"Justices know that criticisms come with the territory," Roberts wrote, "but threatening statements of this sort from the highest levels of government are not only inappropriate, they are dangerous."
"President Trump should have learned the lesson that China did: Hiding the truth makes things more dangerous," the Senate Minority Leader tweeted.
The Department of Homeland Security banned use of the social media platform on department-issued mobile devices.
On the 40th anniversary of the "Miracle on Ice," the sports and political worlds paid tribute to the U.S. team that pulled off one of the greatest upsets in sports history.
Only two Republican senators backed the Democrats in the motion to call for further witnesses in the impeachment trial of President Donald Trump.
Senate Minority Leader Chuck Schumer tweeted ahead of Friday's expected vote on additional testimony in the impeachment trial of President Donald Trump that "just four" votes from Republican Senators "can ensure we get the truth."
Some of Washington's top Democratic leaders continue to warn that without witness testimony at Trump's impeachment trial, an acquittal by the chamber will be "meaningless."
Bolton reportedly said Trump told him he wanted to continue withholding military aid to Ukraine until its officials agreed to help probe his Democratic rivals.
During Wednesday's impeachment trial, an abortion protester interrupting the proceedings by yelling and calling Senate Minority Leader Chuck Schumer "the devil."
"But I'm not going to be making that vote today.

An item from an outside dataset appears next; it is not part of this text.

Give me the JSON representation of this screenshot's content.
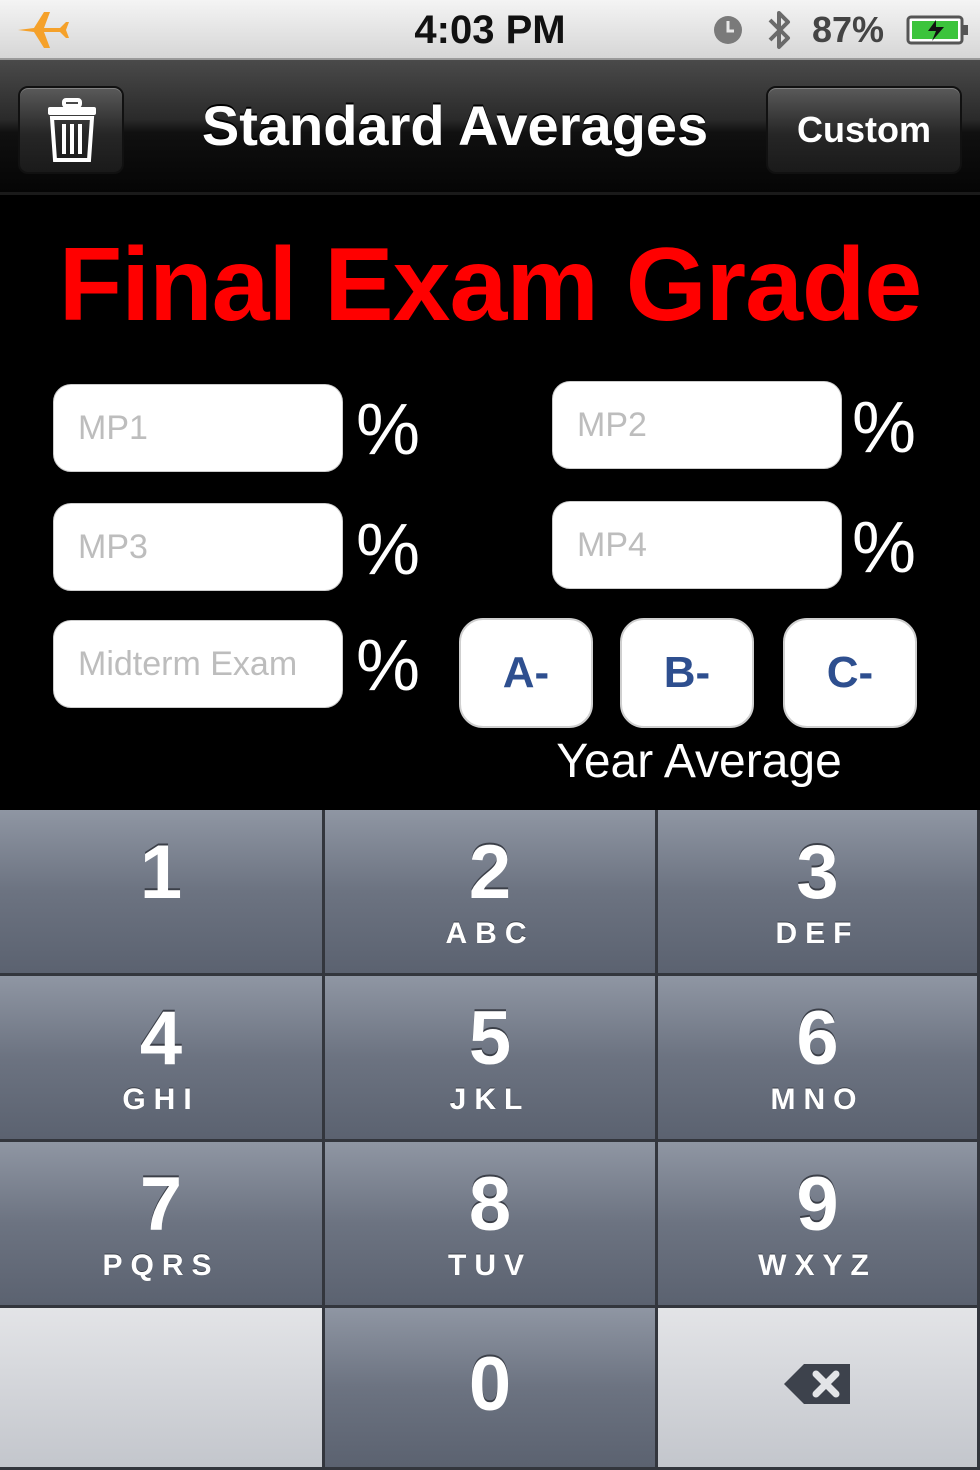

I'm going to make that vote after the opening [arguments]," the GOP senator told CNN.
Although the president and his lawyers are probably right in their legal take, what matters to most senators is how their stance on impeachment will affect their own reelection. Both considerations should point them to the same conclusion.
Trump's impeachment trial is expected to begin Tuesday afternoon after a heated debate over GOP rules. It comes after a flurry of preparations by both sides over the weekend.
A new poll shows that 71 percent of Republicans believe that witnesses should testify during Trump's impeachment trial.
"China hasn't agreed to substantively do anything new," Senator Chris Murphy said.
Senate Majority Leader Mitch McConnell told reporters new witnesses could potentially be called for Trump's Senate impeachment trial, leaving some wondering if Hunter Biden might testimony.
"It is unconscionable that an American president would mock Islam and Muslims in such a derogatory manner," a spokesperson for the Council on American-Islamic Relations told Newsweek.
Senate Minority Leader Chuck Schumer signaled that Democrats are ready to proceed with a looming impeachment trial and force Republicans at a later date to consider subpoenaing witnesses.
Andrew Napolitano cited "new emails of people getting instructions directly from the president to hold up on the sending of the [military] funds [to Ukraine]."
"This Media Post will serve as a reminder that war powers reside in the Congress under the United States Constitution," the House Foreign Affairs committee tweeted.
The event drew some 25,000 people as they marched across the bridge Sunday to show solidarity with the Jewish community.
The Senate minority leader said he wants the Senate and the American people to "hear all the evidence."
"So, for now, we're content to continue the ordinary business of the Senate while House Democrats continue to flounder," the Senate majority leader said.
"I think Senator McConnell is entitled to his opinion and his approach, so is Senator Murkowski," Kennedy told CNN.
The standoff between Washington's top leaders will likely continue through the Christmas recess until lawmakers return in the new year.
"President Trump, release the emails. Let the witnesses testify. What are you afraid of?" Schumer said on Sunday.
The Chinese owned application, which is viewed with suspicion by some U.S. politicians, has been deemed unsafe by top officials at the Navy - but it remains unclear just what the dangers may be.
Democrats across Capitol Hill are comfortable—and confident—the House speaker's political strategy is the correct one.
Dueling speeches from the senate majority and minority leaders took place on the floor of the senate today as McConnell and Schumer tangle over whether or not witnesses will be called during the senate's impeachment hearing for the president.
Senate Majority Leader Mitch McConnell told reporters he would not be an "impartial juror" during President Donald Trump's impeachment trial and that he anticipates "an almost entirely partisan impeachment."
"There is no reason on God's green Earth why they shouldn't be called and testified—unless you're afraid what they might say," the Senate minority leader said. "A trial is a place for witnesses."